Re: Awase (from Meaning of Competitive)
Let me be a bit more clear...
Awase, at least as I understand it, is quite literally about "matching" your partner. This is the basic principle at work when you do Kata practice. In Kata work, ones goal is to give the partner exactly the type of response which, in turn, allows his next movement and so on.
Forms have an omote and an ura. What you see in the basic form is the omote, or what it seems to be at face value. Any time you have kata practice, you are seeing a string of movements put together. Whatever the rational is for that sequence is the omote aspect of that form.
The ura aspect is what the movements within the form are underneath the outer version. In a typical sword form, each movement by each partner is potentially a finishing move. In order to get through the entire form, adjustments are made in timing and spacing so that the partner can respond as his or her role calls for. This requires awase or "matching" so that the partners are "in synch" or "in phase" with each other. If the two partners get out of sync, one or the other gets struck and the form can't continue.
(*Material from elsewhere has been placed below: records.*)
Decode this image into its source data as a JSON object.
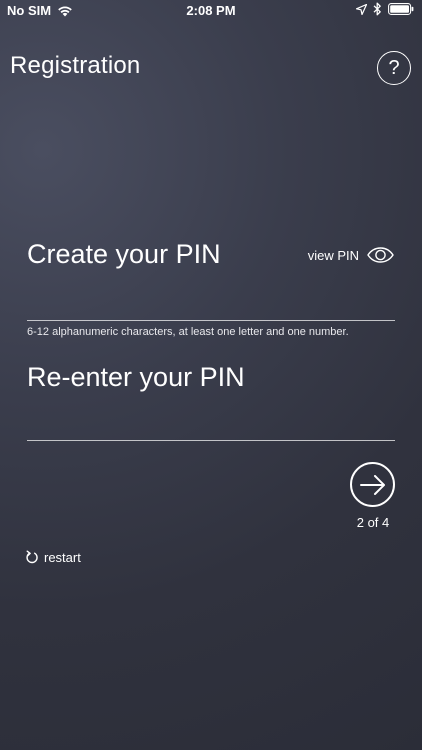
{
  "status_bar": {
    "carrier": "No SIM",
    "time": "2:08 PM"
  },
  "header": {
    "title": "Registration",
    "help_label": "?"
  },
  "pin_form": {
    "create_label": "Create your PIN",
    "view_pin_label": "view PIN",
    "hint": "6-12 alphanumeric characters, at least one letter and one number.",
    "reenter_label": "Re-enter your PIN",
    "create_value": "",
    "reenter_value": ""
  },
  "navigation": {
    "step": "2 of 4",
    "restart_label": "restart"
  },
  "icons": {
    "wifi": "wifi-icon",
    "location": "location-arrow-icon",
    "bluetooth": "bluetooth-icon",
    "battery": "battery-icon",
    "eye": "eye-icon",
    "next": "arrow-right-circle-icon",
    "restart": "restart-icon"
  },
  "colors": {
    "background": "#363946",
    "foreground": "#ffffff"
  }
}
In combat, one is not striving for awase. Rather, one strives to put the other opponent "out of phase" or "out of sync" with ones movements. This makes it almost impossible for him to counter ones movements. Each movement in a kata could be done in such a way that the partner would be unable to counter it. That is the ura of the form. Awase allows each person to respond, the underlying combat moves do not.
Aikido kihon waza practice is generally about awase. The practice is about a mutual connection. There may be tempo changes etc. but the purpose is to challenge and thereby develop the ability of the uke to stay connected (awase) through out the whole movement.
In the fighting versions of the same techniques (an ura aspect of these forms) one does not want the opponent "in phase" but rather "out of phase" so that he is unable to counter ones techniques. One does execute a throw in a manner designed to facilitate his ukemi safely, but just the opposite. Combat versions of these techniques are designed to have no safe ukemi, they are designed to create physical dysfunction or death.
Both opponents are striving for "connection" to the other opponent. But in combat, one strives to break the other's connection or cause it to falter for an instant. That is not awase. It is definitely not how basic practice is done.